There are big risks to the New Zealand economy from the Government’s message that foreign investors are less welcome these days, National’s Finance spokesperson Amy Adams says.
“The world’s biggest financiers attended the Infrastructure New Zealand Symposium in Auckland this month and the strong attendance showed there’s plenty of interest from offshore in helping fund our infrastructure needs.
“But instead of welcoming offshore capital the Government has been closing doors for social infrastructure such as prisons, hospitals and schools, and restricting other investment.
MUFG, the world’s biggest bank outside of China, said it was disappointed to be told social projects were off limits – despite having a track record in New Zealand infrastructure projects such as Transmission Gully and an interest in Waikeria Prison and Auckland’s light rail project.

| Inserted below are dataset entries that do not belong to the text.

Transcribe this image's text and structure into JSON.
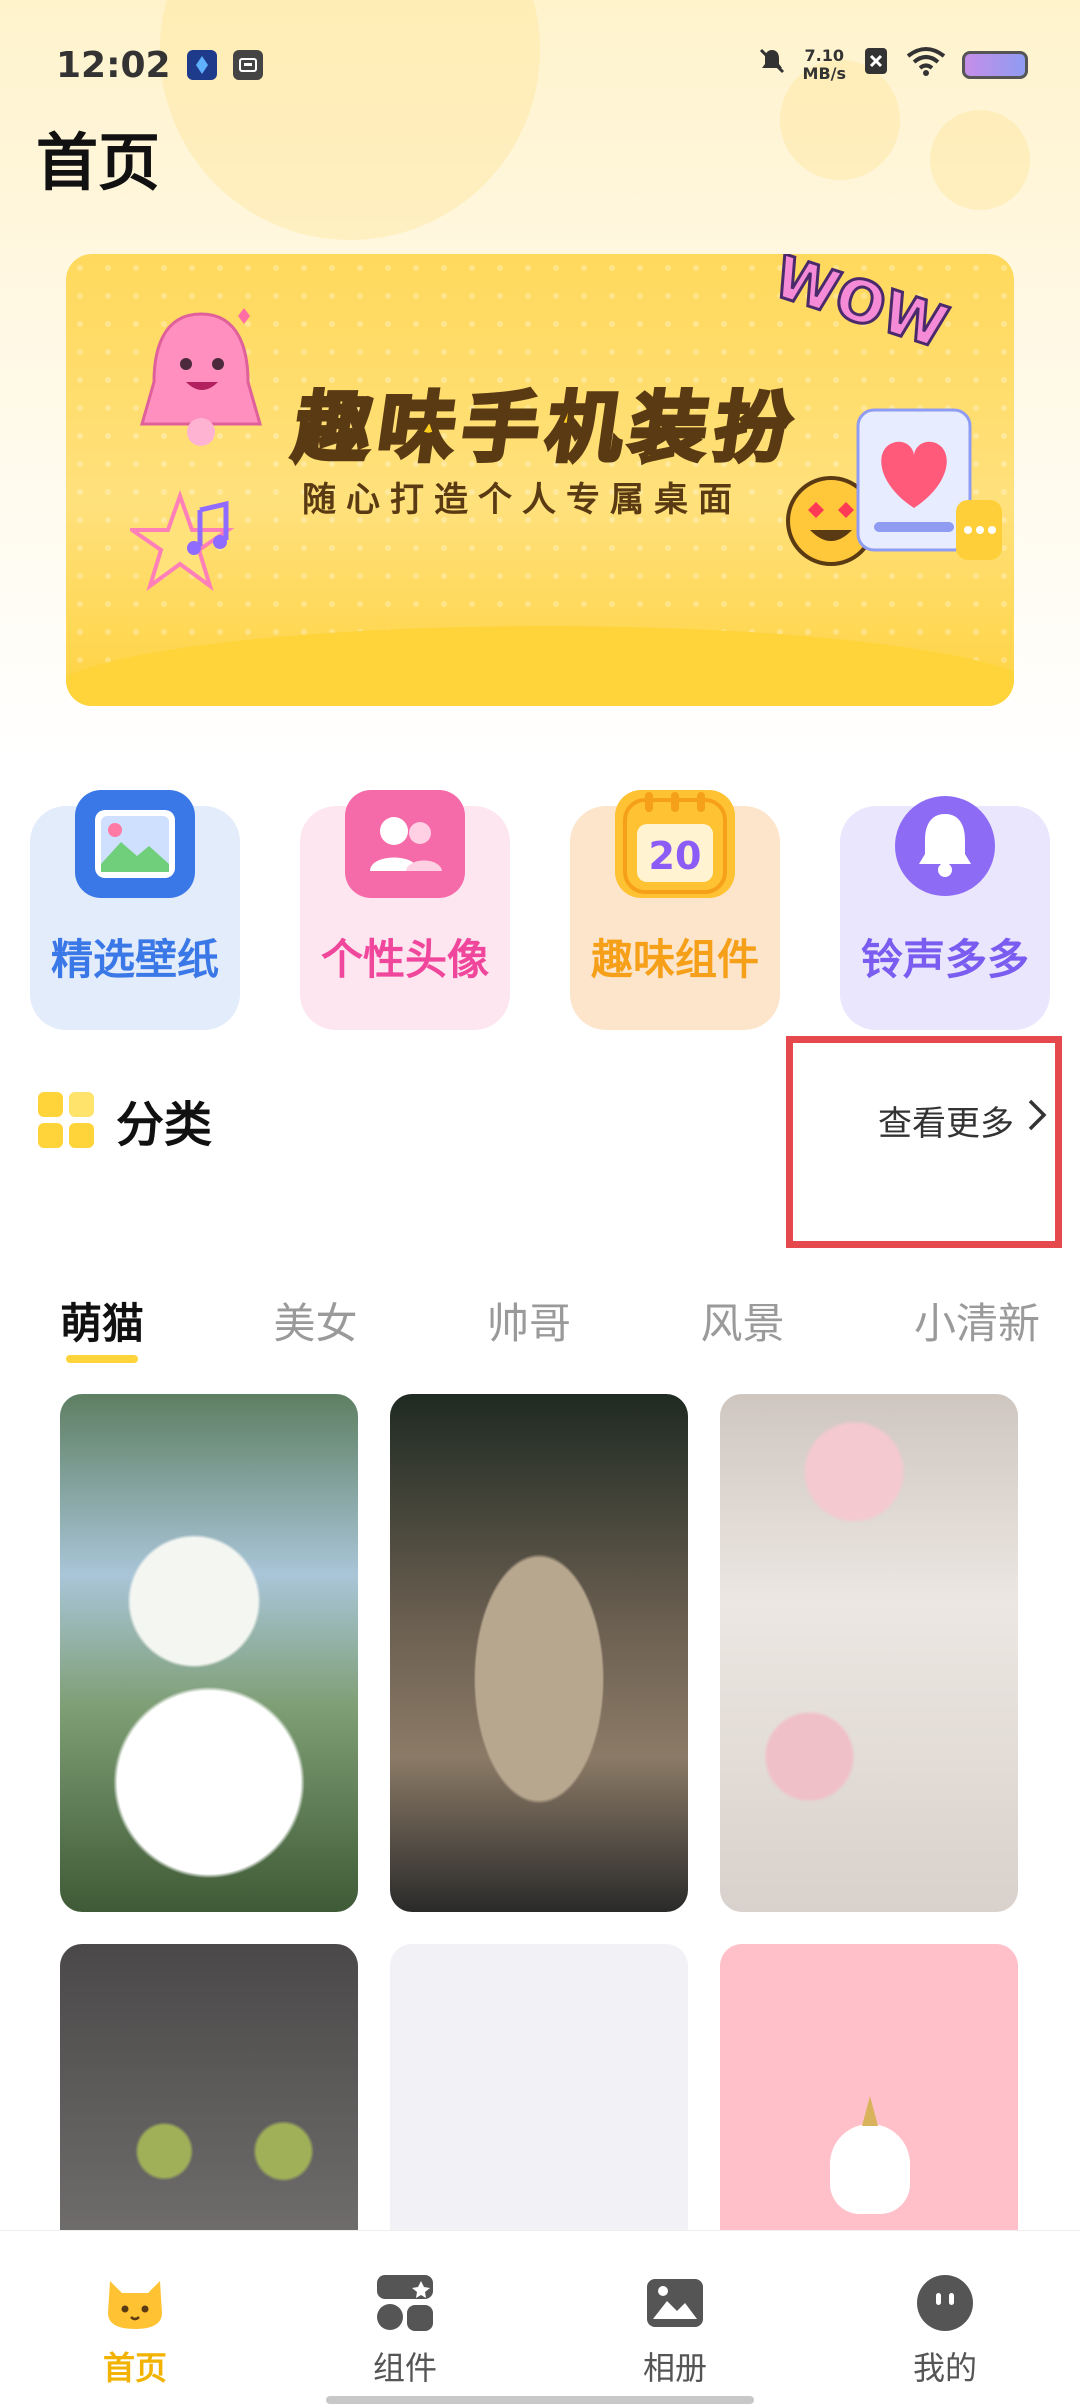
{
  "status_bar": {
    "time": "12:02",
    "net_speed_value": "7.10",
    "net_speed_unit": "MB/s",
    "icons": [
      "app-notification-icon",
      "app-notification-icon-2",
      "mute-icon",
      "sim-off-icon",
      "wifi-icon",
      "battery-icon"
    ]
  },
  "page_title": "首页",
  "banner": {
    "title": "趣味手机装扮",
    "subtitle": "随心打造个人专属桌面",
    "badge": "WOW"
  },
  "quick_entries": [
    {
      "label": "精选壁纸",
      "icon": "wallpaper-icon",
      "color": "#3b78e7",
      "bg": "#e3ecfb",
      "icon_bg": "#3b78e7"
    },
    {
      "label": "个性头像",
      "icon": "avatar-icon",
      "color": "#f0479c",
      "bg": "#fde6f0",
      "icon_bg": "#f56aa9"
    },
    {
      "label": "趣味组件",
      "icon": "calendar-icon",
      "color": "#f6a01a",
      "bg": "#fde5cc",
      "icon_bg": "#ffc233",
      "icon_text": "20"
    },
    {
      "label": "铃声多多",
      "icon": "bell-icon",
      "color": "#7a5cf0",
      "bg": "#e9e6fd",
      "icon_bg": "#8e6bf5"
    }
  ],
  "section": {
    "title": "分类",
    "see_more": "查看更多"
  },
  "tabs": [
    {
      "label": "萌猫",
      "active": true
    },
    {
      "label": "美女",
      "active": false
    },
    {
      "label": "帅哥",
      "active": false
    },
    {
      "label": "风景",
      "active": false
    },
    {
      "label": "小清新",
      "active": false
    }
  ],
  "bottom_nav": [
    {
      "label": "首页",
      "icon": "cat-icon",
      "active": true
    },
    {
      "label": "组件",
      "icon": "widgets-icon",
      "active": false
    },
    {
      "label": "相册",
      "icon": "image-icon",
      "active": false
    },
    {
      "label": "我的",
      "icon": "profile-icon",
      "active": false
    }
  ],
  "colors": {
    "accent": "#ffd43a",
    "highlight": "#e5484d"
  }
}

“The Japanese lender was warmly welcomed in Australia, where it has funded schools, hospitals and a convention centre via PPPs but its options in New Zealand are being restricted by the Government’s ideological opposition to offshore capital.
“Australia’s inward foreign direct investment amounted to 3.2 per cent of GDP last year, almost twice that for New Zealand, which sits at around the OECD average at 1.7 per cent.
“Overseas Investment Office data has shown a spike in applications being withdrawn since the Government’s directive to the OIO to tighten its rules.
While some in the Government may see that as a victory, wiser heads will know it signals a failure of policy given New Zealand already has the OECD’s most restrictive foreign investment screening regime.
“The price to New Zealand of this coalition Government is very high, be it for NZ First’s slush fund or concessions to the Greens including the surprise ban on offshore oil and gas exploration.
“Turning off foreign investment makes it harder to build houses and grow businesses. It’s another example of this Government doing harm to the economy and eroding the gains made under National.
“There is a reason business confidence in New Zealand is the lowest in a decade, and that’s because of the Government’s anti-growth policy settings. National believes in sensible, consistent economic policies that encourage businesses to grow.